• _PROBLEM DETAILS_
Only a number is required: how many lines of the material contain the string "JSON".

• _ENTRIES SHOWN_
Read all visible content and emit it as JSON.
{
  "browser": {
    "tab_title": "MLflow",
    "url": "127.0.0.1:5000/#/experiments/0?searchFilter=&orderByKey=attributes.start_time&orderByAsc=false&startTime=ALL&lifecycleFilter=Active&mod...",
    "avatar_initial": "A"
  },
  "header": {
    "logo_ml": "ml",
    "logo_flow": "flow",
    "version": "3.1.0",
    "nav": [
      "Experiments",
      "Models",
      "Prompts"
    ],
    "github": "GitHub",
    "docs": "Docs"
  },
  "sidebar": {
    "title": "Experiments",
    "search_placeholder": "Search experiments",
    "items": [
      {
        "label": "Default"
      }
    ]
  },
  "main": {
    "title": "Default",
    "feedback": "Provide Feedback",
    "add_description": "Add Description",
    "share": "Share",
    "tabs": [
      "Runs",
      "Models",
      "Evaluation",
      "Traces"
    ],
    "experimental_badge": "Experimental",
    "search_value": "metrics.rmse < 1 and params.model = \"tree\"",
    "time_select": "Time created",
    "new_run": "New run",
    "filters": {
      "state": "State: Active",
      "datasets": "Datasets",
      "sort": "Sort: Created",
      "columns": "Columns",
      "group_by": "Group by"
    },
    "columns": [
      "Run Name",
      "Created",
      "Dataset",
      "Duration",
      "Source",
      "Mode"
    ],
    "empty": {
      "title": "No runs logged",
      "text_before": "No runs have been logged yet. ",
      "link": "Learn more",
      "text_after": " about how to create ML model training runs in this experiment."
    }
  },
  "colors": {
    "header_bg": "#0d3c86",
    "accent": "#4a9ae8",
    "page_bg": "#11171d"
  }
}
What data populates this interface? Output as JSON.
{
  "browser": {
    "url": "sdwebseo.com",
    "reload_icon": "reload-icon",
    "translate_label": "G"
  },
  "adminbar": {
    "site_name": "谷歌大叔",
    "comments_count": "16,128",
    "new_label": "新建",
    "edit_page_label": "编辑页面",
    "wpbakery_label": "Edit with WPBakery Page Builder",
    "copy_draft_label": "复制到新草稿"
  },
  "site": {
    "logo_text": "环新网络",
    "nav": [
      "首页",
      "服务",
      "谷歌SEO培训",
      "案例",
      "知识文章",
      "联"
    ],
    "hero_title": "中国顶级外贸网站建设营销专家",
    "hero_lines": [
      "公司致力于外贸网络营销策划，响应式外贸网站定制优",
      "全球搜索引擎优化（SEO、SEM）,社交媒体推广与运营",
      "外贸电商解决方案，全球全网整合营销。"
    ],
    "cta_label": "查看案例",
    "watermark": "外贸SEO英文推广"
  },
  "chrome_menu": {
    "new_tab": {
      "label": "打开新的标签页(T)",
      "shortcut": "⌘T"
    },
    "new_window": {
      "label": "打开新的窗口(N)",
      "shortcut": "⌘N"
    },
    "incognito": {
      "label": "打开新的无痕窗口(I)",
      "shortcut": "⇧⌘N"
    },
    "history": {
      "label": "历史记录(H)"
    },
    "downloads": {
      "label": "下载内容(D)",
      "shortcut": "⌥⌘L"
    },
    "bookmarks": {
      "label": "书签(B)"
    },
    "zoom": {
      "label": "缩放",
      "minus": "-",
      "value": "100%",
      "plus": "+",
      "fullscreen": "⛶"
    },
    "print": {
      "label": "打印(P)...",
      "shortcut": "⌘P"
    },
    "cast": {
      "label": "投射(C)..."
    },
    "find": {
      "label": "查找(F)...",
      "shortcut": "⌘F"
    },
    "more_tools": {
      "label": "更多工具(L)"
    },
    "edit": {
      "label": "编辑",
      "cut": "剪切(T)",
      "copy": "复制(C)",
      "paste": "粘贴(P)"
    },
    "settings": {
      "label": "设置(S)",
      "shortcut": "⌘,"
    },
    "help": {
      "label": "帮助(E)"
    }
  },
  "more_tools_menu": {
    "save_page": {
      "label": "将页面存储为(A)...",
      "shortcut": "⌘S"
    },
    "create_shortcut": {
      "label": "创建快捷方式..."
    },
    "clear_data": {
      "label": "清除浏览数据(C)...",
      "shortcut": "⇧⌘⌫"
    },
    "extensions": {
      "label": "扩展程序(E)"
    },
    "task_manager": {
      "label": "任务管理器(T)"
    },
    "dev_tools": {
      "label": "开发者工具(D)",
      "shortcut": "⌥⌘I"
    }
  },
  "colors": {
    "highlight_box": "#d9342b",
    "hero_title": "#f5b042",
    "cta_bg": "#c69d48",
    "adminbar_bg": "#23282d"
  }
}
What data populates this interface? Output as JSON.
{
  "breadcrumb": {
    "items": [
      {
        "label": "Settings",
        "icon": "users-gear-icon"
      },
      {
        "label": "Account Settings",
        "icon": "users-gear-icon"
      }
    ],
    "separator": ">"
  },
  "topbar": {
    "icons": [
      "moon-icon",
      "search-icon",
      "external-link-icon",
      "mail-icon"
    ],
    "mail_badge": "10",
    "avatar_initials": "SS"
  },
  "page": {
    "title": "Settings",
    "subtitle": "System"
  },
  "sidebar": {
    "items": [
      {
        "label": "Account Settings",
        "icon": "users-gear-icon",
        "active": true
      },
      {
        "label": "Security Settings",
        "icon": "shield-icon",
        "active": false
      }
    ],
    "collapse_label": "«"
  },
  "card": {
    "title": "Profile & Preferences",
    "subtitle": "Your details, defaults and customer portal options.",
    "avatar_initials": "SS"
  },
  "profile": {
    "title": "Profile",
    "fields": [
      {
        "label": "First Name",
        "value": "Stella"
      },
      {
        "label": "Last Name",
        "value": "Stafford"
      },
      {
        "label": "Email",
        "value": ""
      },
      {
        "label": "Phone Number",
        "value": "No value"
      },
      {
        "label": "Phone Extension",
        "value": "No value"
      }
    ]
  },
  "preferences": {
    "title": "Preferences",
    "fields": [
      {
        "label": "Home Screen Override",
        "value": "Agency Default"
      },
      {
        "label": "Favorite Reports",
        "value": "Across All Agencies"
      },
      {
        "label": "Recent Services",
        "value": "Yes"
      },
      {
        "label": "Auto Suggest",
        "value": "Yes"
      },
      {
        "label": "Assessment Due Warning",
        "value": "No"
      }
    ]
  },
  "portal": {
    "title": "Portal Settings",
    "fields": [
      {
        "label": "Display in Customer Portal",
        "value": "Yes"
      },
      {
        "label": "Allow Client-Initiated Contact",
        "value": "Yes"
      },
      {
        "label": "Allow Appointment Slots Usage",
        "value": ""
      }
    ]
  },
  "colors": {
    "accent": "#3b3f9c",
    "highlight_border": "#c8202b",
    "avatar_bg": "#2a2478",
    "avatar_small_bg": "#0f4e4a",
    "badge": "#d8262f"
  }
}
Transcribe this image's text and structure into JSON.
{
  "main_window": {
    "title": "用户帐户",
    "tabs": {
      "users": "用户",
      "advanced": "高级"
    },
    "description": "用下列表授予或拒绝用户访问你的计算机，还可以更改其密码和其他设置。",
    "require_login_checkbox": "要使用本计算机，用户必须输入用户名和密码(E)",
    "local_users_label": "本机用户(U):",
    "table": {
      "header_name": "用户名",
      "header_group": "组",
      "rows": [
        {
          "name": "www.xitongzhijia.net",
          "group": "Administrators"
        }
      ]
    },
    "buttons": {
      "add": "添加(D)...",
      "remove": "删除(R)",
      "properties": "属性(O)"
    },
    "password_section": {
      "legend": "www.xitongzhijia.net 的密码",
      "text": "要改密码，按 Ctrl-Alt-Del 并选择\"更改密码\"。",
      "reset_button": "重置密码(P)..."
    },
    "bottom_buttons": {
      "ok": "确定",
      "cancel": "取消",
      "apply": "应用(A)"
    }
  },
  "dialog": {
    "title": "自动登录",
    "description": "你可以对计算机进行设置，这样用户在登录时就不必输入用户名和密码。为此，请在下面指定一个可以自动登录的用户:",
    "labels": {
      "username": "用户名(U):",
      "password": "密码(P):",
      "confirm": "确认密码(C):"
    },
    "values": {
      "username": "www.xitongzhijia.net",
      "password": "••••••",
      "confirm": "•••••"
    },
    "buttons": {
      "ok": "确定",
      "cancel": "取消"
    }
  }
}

• _TASK ANSWER_
4